Holding mobile towers as a health hazard, the Rajasthan high court on Tuesday directed telecom service providers operating in the state to remove within two months their towers falling in the vicinity of schools, hospitals and play grounds.
The division bench of chief justice Arun Mishra and justice NK Jain Senior held that radiations emitted from mobile phones and mobile base towers are "hazardous to children and patients", as accepted by the inter-ministerial committee of Central Government, and needs relocation from school, colleges, hospitals and play grounds immediately.
The order, running into more than 200 pages, has asked all the mobile companies of the country having towers erected in Rajasthan to relocate them away from schools, hospitals, colleges and playgrounds within two months.
It also asked them to relocate the towers from a periphery of 500 meters from prisons, and those falling in 100 meter distance of ancient and archaeological heritage monuments.
Earlier on September 7, the Supreme Court had refused to interfere with a Rajasthan high court's interim order to the state government to remove mobile phone towers from near the schools, hospitals and densely populated localities.
On Tuesday the court said, "We have received a large number of communications from the state and across the country that the mobile tower radiations are harmful and even the inter-ministerial committee of Central Government in its meeting in May this year has held so.
"Even the Supreme Court has held that the radiations are hazardous and supported our view while rejecting the appeal filed against our interim order for relocation of towers away from schools."
The bench relied upon the inter-ministerial meeting of Central government of May 2012, wherein it was emphasised that the electromagnetic radiations emitted from cellphone as well as towers erected for mobile communication have both thermal and non-thermal effect i.e. these waves cook human tissues just like a microwave oven if the body is exposed to these radiation for long.
The bench has asked the state government and mobile companies to follow the norms and guidelines, prescribed and fixed by the inter-ministerial committee in its meeting dated May 31, 2012.
Besides all, the mobile towers in near the prohibited areas of school, hospitals etc have to be relocated within two months, it said.
"It has further been held on the basis of report of inter-ministerial committee that the radiations are harmful and causes cancer, brain tumour, digestive disorder, tachycardia, and other diseases and disorders in human body," said Prateek Kasliwal counsel for petitioner justice (rtd) IS Israni and others.
The court also dismissed petitions filed by the two unions of GSM and CDMA telecom service providers namely COAI and AUSPI.
The court said that a mobile phone should not be used for more than 20-25 minutes per day but the consumers are not being made aware of this fact by the mobile manufacturing as well as service providing company, and for which mass awareness is required.
The bench has also directed that the radiation emission level of mobile phones also to be made public as suggested by department of technology, the counsel said.

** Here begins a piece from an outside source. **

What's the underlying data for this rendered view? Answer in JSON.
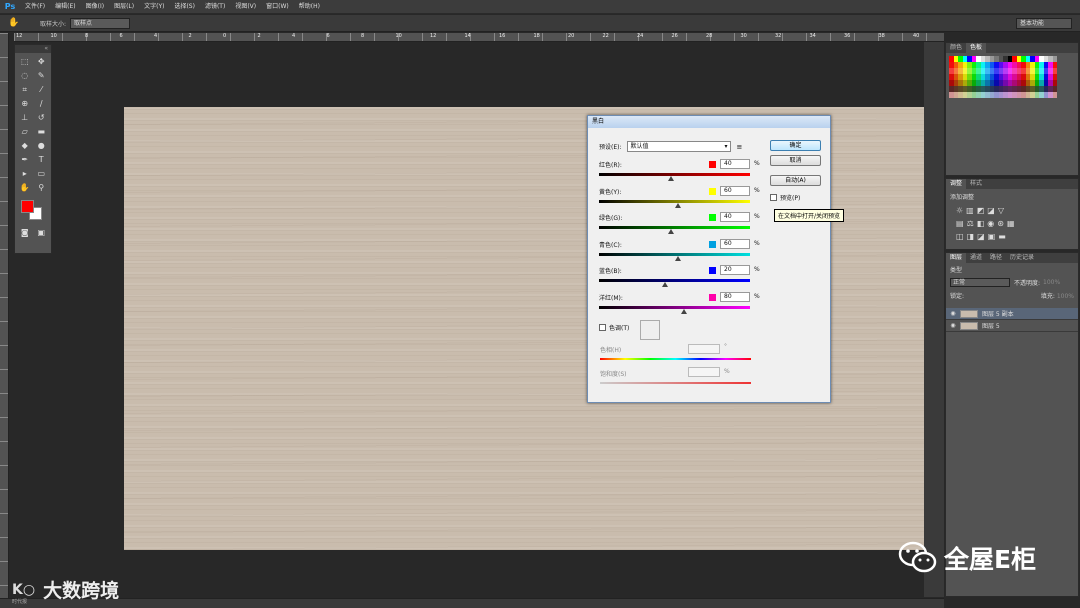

COAI and AUSPI had filed two separate petitions challenging 2G and 3G Mobile tower/Pole By-laws, 2012 framed by state government in September this year.
It was contended by senior advocate Gopal Subramaniyam on behalf of the unions that the by-laws amount to restraining the livelihood, and it was also unjust as the state government is not competent to frame law as telecommunication is not a subject matter on which a state can legislate law.
Brushing aside the contentions the division bench upheld the by-laws stating that the same are regulatory measures and even the by-laws have been framed after an advisory came to be issued by the Central government based on the recommendations made by the inter-ministerial committee.
Such regulations framed by the government for seeking prior permission and to place restriction on installation of mobile towers and base antennas at some specified places cannot be said to be illegal and ultra vires, the judges said.
"For installation of towers as per Union of India itself, the permission is required to be sought from Local Municipal bodies as such they have all right to regularise their installation and put a restrain for installation at some places," says court order.